• RECORD SET
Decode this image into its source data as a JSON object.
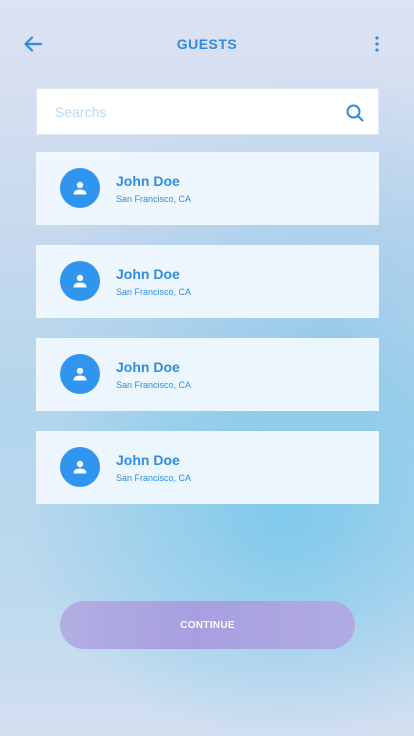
{
  "header": {
    "title": "GUESTS",
    "back_icon": "arrow-left-icon",
    "more_icon": "more-vertical-icon"
  },
  "search": {
    "placeholder": "Searchs",
    "value": "",
    "icon": "search-icon"
  },
  "guests": [
    {
      "name": "John Doe",
      "location": "San Francisco, CA",
      "avatar_icon": "person-icon"
    },
    {
      "name": "John Doe",
      "location": "San Francisco, CA",
      "avatar_icon": "person-icon"
    },
    {
      "name": "John Doe",
      "location": "San Francisco, CA",
      "avatar_icon": "person-icon"
    },
    {
      "name": "John Doe",
      "location": "San Francisco, CA",
      "avatar_icon": "person-icon"
    }
  ],
  "continue_button": {
    "label": "CONTINUE"
  },
  "colors": {
    "accent": "#2f8ddf",
    "avatar_bg": "#2f95ee",
    "button_bg": "#a79fe0"
  }
}
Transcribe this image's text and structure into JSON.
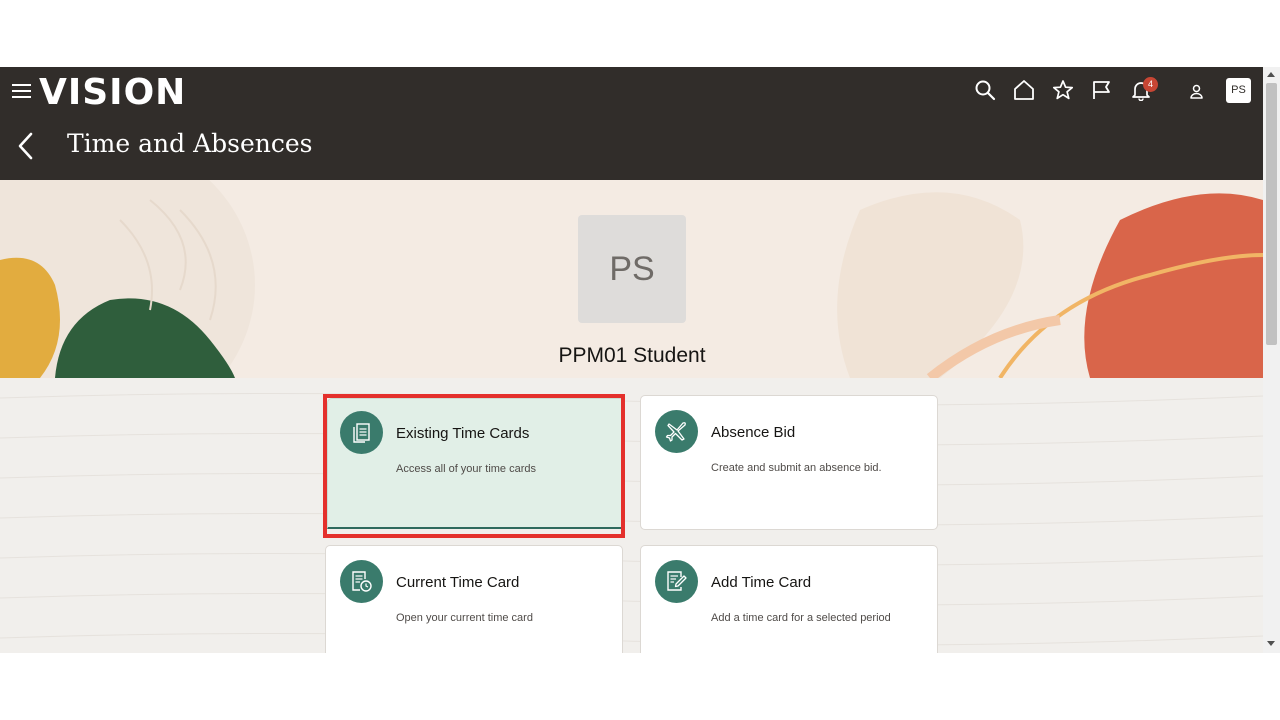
{
  "app": {
    "logo": "VISION",
    "title": "Time and Absences"
  },
  "header": {
    "notification_count": "4",
    "user_initials": "PS"
  },
  "profile": {
    "initials": "PS",
    "name": "PPM01 Student"
  },
  "cards": [
    {
      "title": "Existing Time Cards",
      "description": "Access all of your time cards",
      "icon": "documents-icon"
    },
    {
      "title": "Absence Bid",
      "description": "Create and submit an absence bid.",
      "icon": "airplane-icon"
    },
    {
      "title": "Current Time Card",
      "description": "Open your current time card",
      "icon": "timecard-clock-icon"
    },
    {
      "title": "Add Time Card",
      "description": "Add a time card for a selected period",
      "icon": "document-edit-icon"
    }
  ],
  "colors": {
    "header_bg": "#312d2a",
    "accent": "#3a7b6c",
    "highlight": "#e4302c",
    "badge": "#c74634"
  }
}
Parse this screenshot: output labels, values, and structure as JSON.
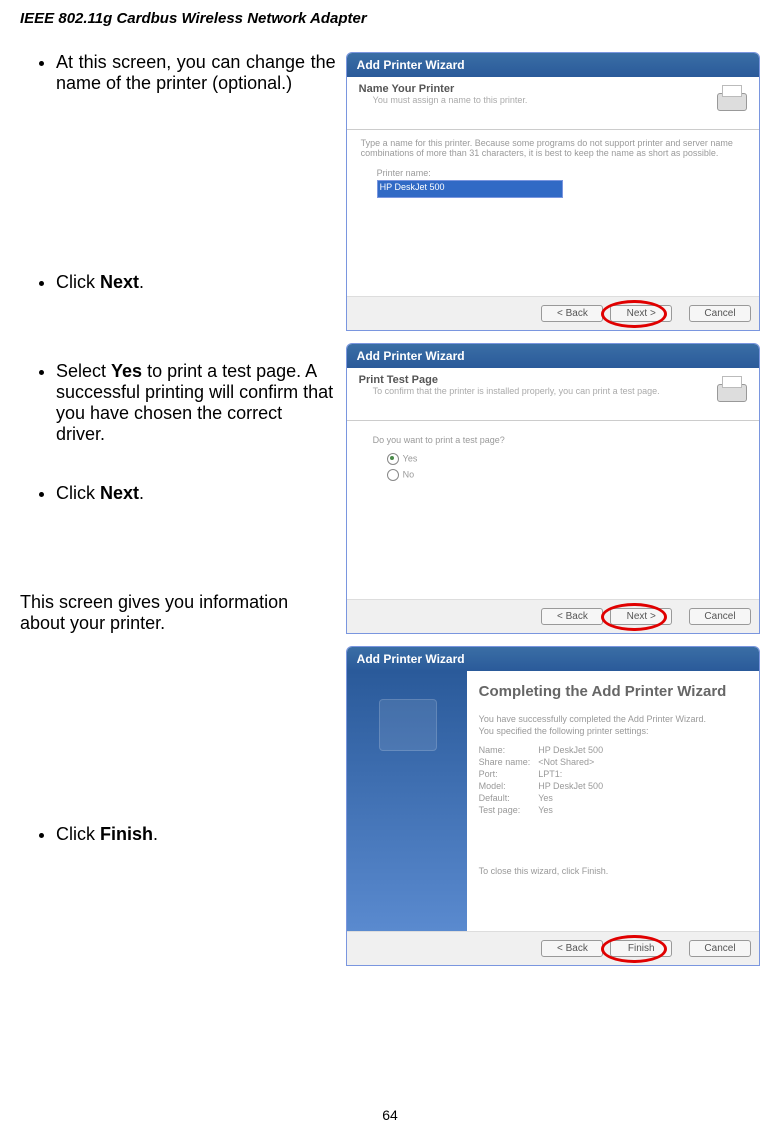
{
  "header": "IEEE 802.11g Cardbus Wireless Network Adapter",
  "page_number": "64",
  "instructions": {
    "step1a": "At this screen, you can change the name of the printer (optional.)",
    "step1b_prefix": "Click ",
    "step1b_bold": "Next",
    "step1b_suffix": ".",
    "step2a_prefix": "Select ",
    "step2a_bold": "Yes",
    "step2a_suffix": " to print a test page.  A successful printing will confirm that you have chosen the correct driver.",
    "step2b_prefix": "Click ",
    "step2b_bold": "Next",
    "step2b_suffix": ".",
    "step3_text": "This screen gives you information about your printer.",
    "step3b_prefix": "Click ",
    "step3b_bold": "Finish",
    "step3b_suffix": "."
  },
  "dialog1": {
    "title": "Add Printer Wizard",
    "head_title": "Name Your Printer",
    "head_sub": "You must assign a name to this printer.",
    "body_text": "Type a name for this printer. Because some programs do not support printer and server name combinations of more than 31 characters, it is best to keep the name as short as possible.",
    "label": "Printer name:",
    "input_value": "HP DeskJet 500",
    "back": "< Back",
    "next": "Next >",
    "cancel": "Cancel"
  },
  "dialog2": {
    "title": "Add Printer Wizard",
    "head_title": "Print Test Page",
    "head_sub": "To confirm that the printer is installed properly, you can print a test page.",
    "question": "Do you want to print a test page?",
    "opt_yes": "Yes",
    "opt_no": "No",
    "back": "< Back",
    "next": "Next >",
    "cancel": "Cancel"
  },
  "dialog3": {
    "title": "Add Printer Wizard",
    "big_title": "Completing the Add Printer Wizard",
    "line1": "You have successfully completed the Add Printer Wizard.",
    "line2": "You specified the following printer settings:",
    "kv": {
      "name_k": "Name:",
      "name_v": "HP DeskJet 500",
      "share_k": "Share name:",
      "share_v": "<Not Shared>",
      "port_k": "Port:",
      "port_v": "LPT1:",
      "model_k": "Model:",
      "model_v": "HP DeskJet 500",
      "default_k": "Default:",
      "default_v": "Yes",
      "test_k": "Test page:",
      "test_v": "Yes"
    },
    "close_text": "To close this wizard, click Finish.",
    "back": "< Back",
    "finish": "Finish",
    "cancel": "Cancel"
  }
}
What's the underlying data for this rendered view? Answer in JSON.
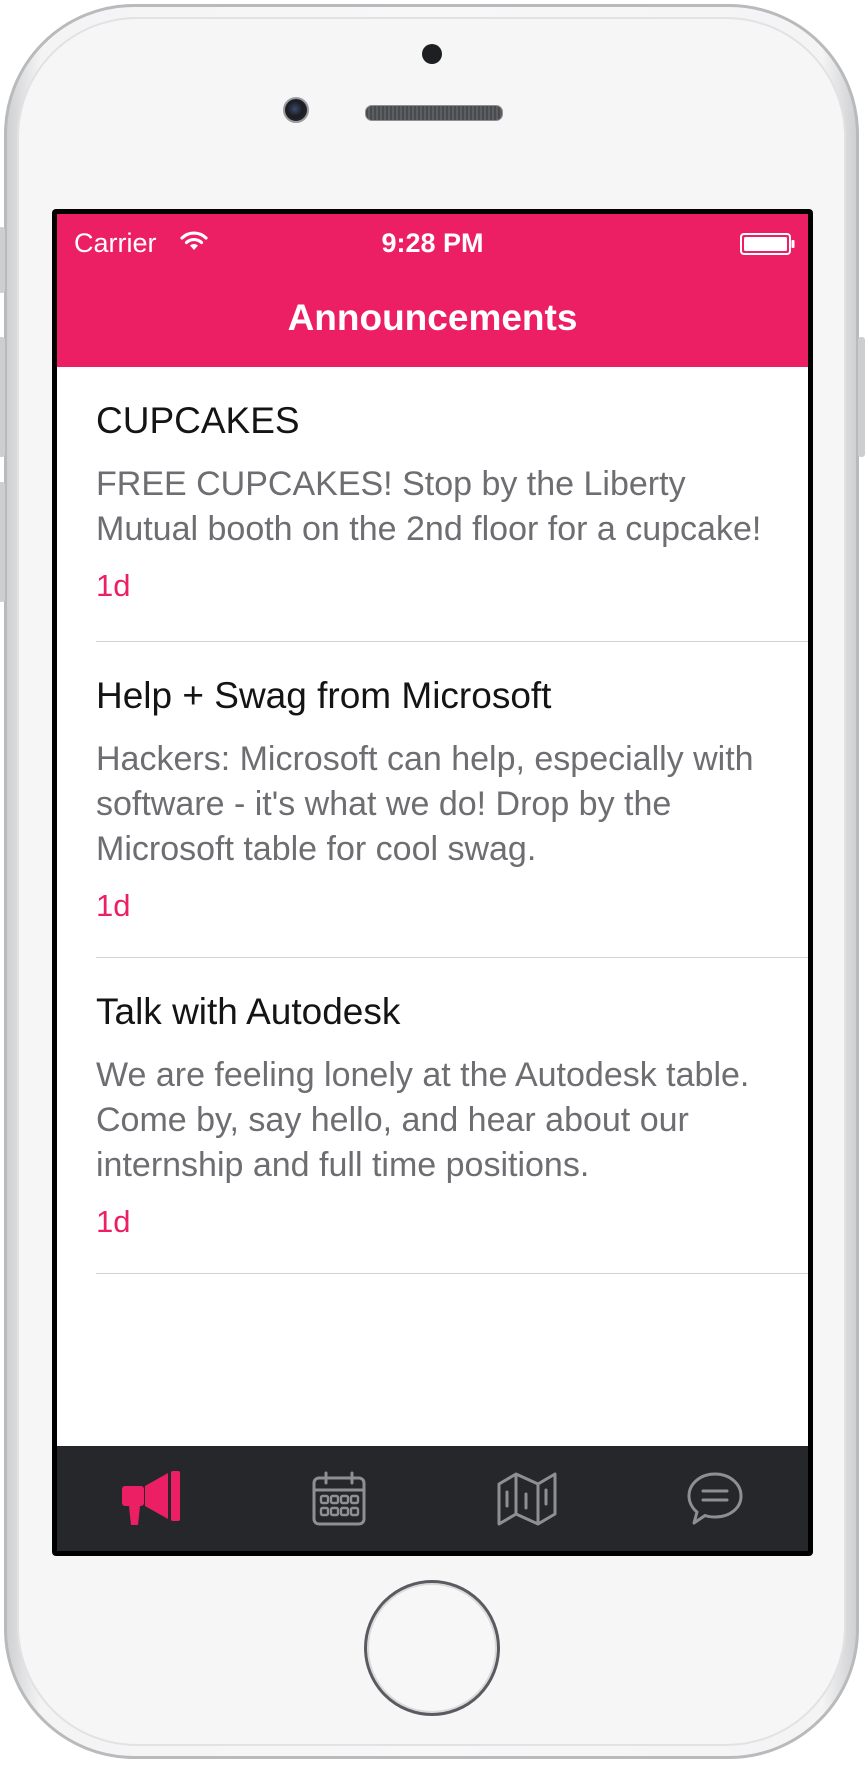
{
  "status_bar": {
    "carrier": "Carrier",
    "time": "9:28 PM",
    "wifi_icon": "wifi-icon",
    "battery_icon": "battery-icon"
  },
  "nav": {
    "title": "Announcements"
  },
  "announcements": [
    {
      "title": "CUPCAKES",
      "body": "FREE CUPCAKES! Stop by the Liberty Mutual booth on the 2nd floor for a cupcake!",
      "time": "1d"
    },
    {
      "title": "Help + Swag from Microsoft",
      "body": "Hackers: Microsoft can help, especially with software - it's what we do! Drop by the Microsoft table for cool swag.",
      "time": "1d"
    },
    {
      "title": "Talk with Autodesk",
      "body": "We are feeling lonely at the Autodesk table. Come by, say hello, and hear about our internship and full time positions.",
      "time": "1d"
    }
  ],
  "tab_bar": {
    "tabs": [
      {
        "icon": "megaphone-icon",
        "active": true
      },
      {
        "icon": "calendar-icon",
        "active": false
      },
      {
        "icon": "map-icon",
        "active": false
      },
      {
        "icon": "chat-bubble-icon",
        "active": false
      }
    ]
  },
  "colors": {
    "accent": "#ec1f64",
    "tabbar_bg": "#25272b",
    "inactive_icon": "#8e8f93",
    "title_text": "#141414",
    "body_text": "#6d6d72"
  }
}
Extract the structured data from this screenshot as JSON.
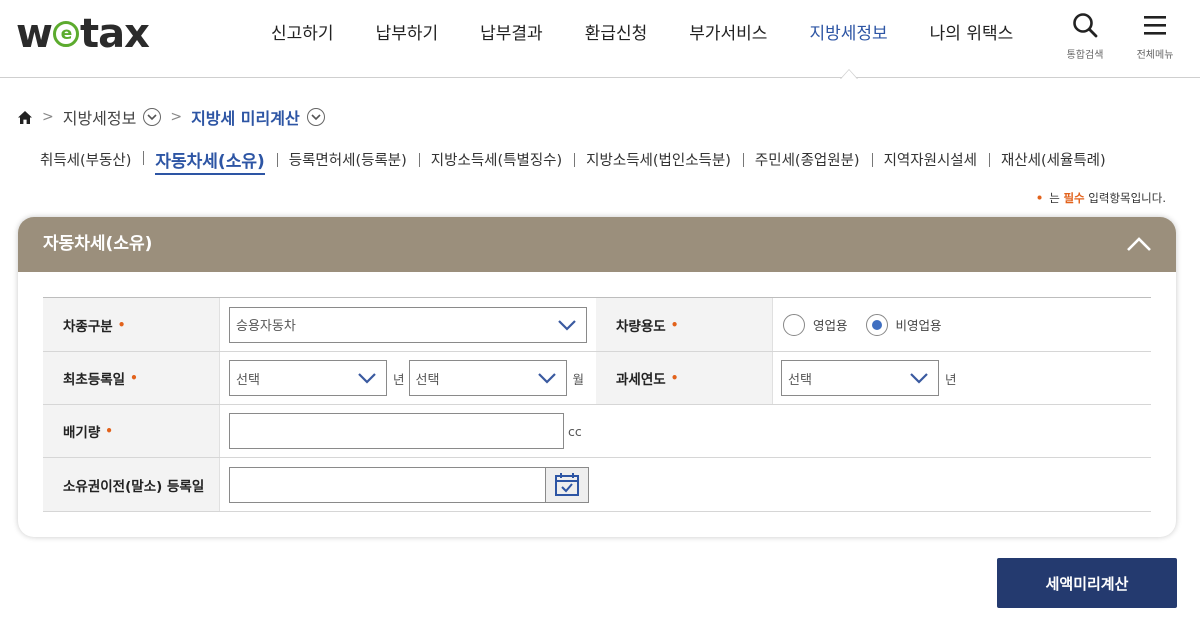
{
  "logo": {
    "pre": "w",
    "mid": "e",
    "post": "tax"
  },
  "gnb": [
    "신고하기",
    "납부하기",
    "납부결과",
    "환급신청",
    "부가서비스",
    "지방세정보",
    "나의 위택스"
  ],
  "gnb_active_index": 5,
  "util": {
    "search_label": "통합검색",
    "menu_label": "전체메뉴"
  },
  "breadcrumb": {
    "level1": "지방세정보",
    "level2": "지방세 미리계산"
  },
  "subtabs": [
    "취득세(부동산)",
    "자동차세(소유)",
    "등록면허세(등록분)",
    "지방소득세(특별징수)",
    "지방소득세(법인소득분)",
    "주민세(종업원분)",
    "지역자원시설세",
    "재산세(세율특례)"
  ],
  "subtab_active_index": 1,
  "required_note": {
    "dot": "•",
    "pre": "는 ",
    "em": "필수",
    "post": " 입력항목입니다."
  },
  "panel": {
    "title": "자동차세(소유)"
  },
  "form": {
    "required_mark": "•",
    "car_type": {
      "label": "차종구분",
      "value": "승용자동차"
    },
    "usage": {
      "label": "차량용도",
      "options": [
        "영업용",
        "비영업용"
      ],
      "selected_index": 1
    },
    "first_reg": {
      "label": "최초등록일",
      "year_value": "선택",
      "year_unit": "년",
      "month_value": "선택",
      "month_unit": "월"
    },
    "tax_year": {
      "label": "과세연도",
      "value": "선택",
      "unit": "년"
    },
    "displacement": {
      "label": "배기량",
      "value": "",
      "unit": "cc"
    },
    "transfer_date": {
      "label": "소유권이전(말소) 등록일",
      "value": ""
    }
  },
  "calc_button": "세액미리계산",
  "colors": {
    "accent": "#2d55a4",
    "panel_head": "#9b8f7c",
    "button": "#243a6f",
    "required": "#e2621b"
  }
}
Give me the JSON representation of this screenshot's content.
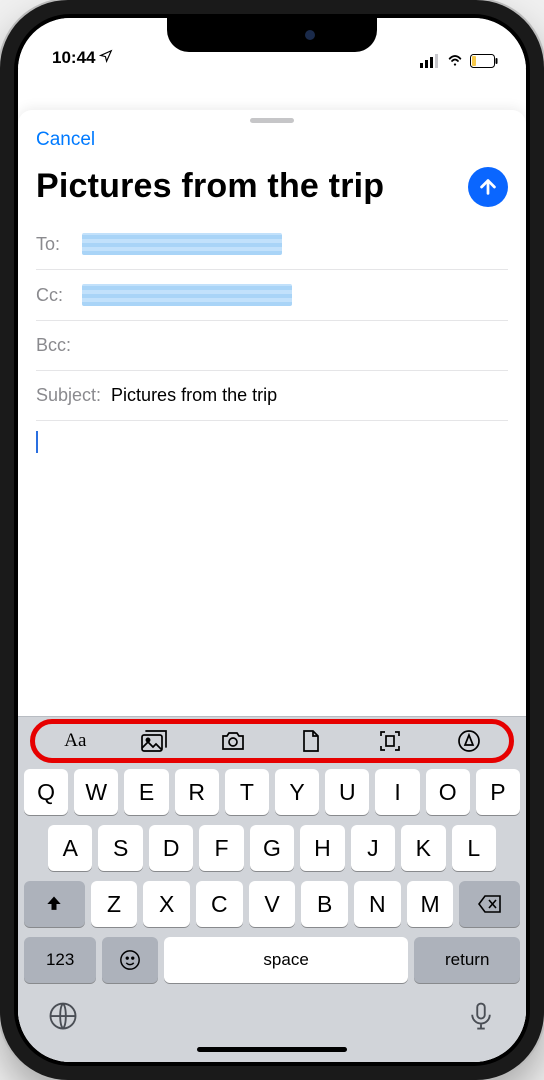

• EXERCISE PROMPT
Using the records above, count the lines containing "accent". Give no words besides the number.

• SOLUTION TO THIS EXERCISE
4